Its pods are ridged and fuzzy containing rows of edible seeds that release a viscous liquid when chopped. Okra fans love this because the juice it gives off provides a natural thickening to soups, stews and gumbo. But this is also the same quality that turns many people off. Yes, it’s an acquired taste, just as many good things are in life. Its flavor itself is quite subtle though, so it compliments strong, spicy ingredients very well.
Happy weekend to you!Print
A Simple flavorful Middle Eastern dish highlighting Okra.
- 1/2 pound fresh okra ( you can use frozen but fresh is WAY better)
- 1 tablespoon plus 1 teaspoon olive oil
- 1 cup finely diced onion- red, yellow or sweet
- 5 cloves, sliced garlic
- 1/2 teaspoon salt
- 1 teaspoon coriander
- 1 teaspoon cumin
- 2 roma tomatoes- diced ( or any ripe tomato)
- 1/2 lemon
- garnish- fresh flat leaf parsley ( optional)
- Serve over cooked rice ( or other cooked grain)
- Wash and dry okra. Dry Well.
- Cut both ends off, and slice into ½-¾ inch rings
- Dice the onion, slice the garlic and dice the tomatoes.
- In a large skillet, heat the oil over medium high heat.
- When hot add the onion and sauté, stirring often for 2-3 minutes, until just tender.
- Add garlic, turn heat to medium, and stir 1-2 minutes, until fragrant.
- Add the okra. Stir often over medium heat for about 10- 12 minutes. At this point they should look vibrant green and be cooked al dente. Test one, You want them tender, yet still just slightly firm. Add spices and salt. Keep stirring and saute for 2 more minutes until the spices toast a little. Add the diced tomatoes and their juices and cook 2-3 more minutes, until the tomato juices begin to release. Don’t over cook or let the tomatoes get overly soft.
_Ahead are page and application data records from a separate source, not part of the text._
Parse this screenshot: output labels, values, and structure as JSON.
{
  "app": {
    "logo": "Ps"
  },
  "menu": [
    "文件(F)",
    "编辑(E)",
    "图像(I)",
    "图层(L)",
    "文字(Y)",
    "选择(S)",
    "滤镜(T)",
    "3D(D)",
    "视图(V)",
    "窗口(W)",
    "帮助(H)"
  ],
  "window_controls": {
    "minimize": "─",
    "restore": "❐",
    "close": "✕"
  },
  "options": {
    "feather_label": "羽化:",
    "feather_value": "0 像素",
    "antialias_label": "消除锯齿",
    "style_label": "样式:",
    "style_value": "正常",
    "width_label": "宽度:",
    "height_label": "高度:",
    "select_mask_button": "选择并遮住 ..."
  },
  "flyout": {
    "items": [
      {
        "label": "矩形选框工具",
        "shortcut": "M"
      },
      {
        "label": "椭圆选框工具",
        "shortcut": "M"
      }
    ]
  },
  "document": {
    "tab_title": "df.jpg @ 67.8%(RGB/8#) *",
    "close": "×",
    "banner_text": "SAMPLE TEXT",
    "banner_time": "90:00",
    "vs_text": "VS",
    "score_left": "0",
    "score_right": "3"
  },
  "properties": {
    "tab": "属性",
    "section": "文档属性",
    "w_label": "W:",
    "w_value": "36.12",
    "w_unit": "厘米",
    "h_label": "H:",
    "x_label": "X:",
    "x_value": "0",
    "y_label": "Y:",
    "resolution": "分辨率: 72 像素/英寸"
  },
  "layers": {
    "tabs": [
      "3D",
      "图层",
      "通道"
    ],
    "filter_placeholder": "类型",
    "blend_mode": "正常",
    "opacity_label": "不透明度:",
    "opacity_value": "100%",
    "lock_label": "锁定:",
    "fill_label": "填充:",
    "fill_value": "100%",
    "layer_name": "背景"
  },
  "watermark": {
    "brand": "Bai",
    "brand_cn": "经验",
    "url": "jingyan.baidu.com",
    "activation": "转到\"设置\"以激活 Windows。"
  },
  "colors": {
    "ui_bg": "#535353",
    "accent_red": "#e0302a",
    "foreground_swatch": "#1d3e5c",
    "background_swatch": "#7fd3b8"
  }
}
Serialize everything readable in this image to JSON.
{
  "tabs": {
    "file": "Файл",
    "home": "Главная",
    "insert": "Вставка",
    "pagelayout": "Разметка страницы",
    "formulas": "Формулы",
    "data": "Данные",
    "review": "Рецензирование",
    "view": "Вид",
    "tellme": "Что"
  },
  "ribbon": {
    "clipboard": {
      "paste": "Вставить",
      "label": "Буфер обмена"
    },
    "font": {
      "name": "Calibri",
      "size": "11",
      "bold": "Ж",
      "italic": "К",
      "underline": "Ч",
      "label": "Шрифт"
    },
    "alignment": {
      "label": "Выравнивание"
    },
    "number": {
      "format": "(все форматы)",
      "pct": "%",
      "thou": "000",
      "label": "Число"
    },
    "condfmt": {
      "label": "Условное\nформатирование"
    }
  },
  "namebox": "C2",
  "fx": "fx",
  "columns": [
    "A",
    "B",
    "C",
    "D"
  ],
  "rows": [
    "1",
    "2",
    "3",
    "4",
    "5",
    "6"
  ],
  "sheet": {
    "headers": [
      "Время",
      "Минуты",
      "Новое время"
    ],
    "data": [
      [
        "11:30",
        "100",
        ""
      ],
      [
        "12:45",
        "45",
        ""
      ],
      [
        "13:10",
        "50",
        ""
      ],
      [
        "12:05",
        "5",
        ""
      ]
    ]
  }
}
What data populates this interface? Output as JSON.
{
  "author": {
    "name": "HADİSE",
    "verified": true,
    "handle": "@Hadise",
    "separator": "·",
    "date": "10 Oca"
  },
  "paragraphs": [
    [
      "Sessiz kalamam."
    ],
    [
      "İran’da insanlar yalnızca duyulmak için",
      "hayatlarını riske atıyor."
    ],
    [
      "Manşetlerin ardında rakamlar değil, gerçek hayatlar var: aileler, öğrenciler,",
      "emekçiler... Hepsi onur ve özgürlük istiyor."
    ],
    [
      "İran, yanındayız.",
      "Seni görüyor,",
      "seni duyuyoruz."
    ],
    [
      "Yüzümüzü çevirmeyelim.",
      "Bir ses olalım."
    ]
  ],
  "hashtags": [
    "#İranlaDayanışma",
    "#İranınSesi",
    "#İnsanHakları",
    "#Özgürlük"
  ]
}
- Squeeze with lemon. Sprinkle with fresh parsley if you like.
- Serve over fluffy rice in a bowl.
- Egyptian Comfort Food!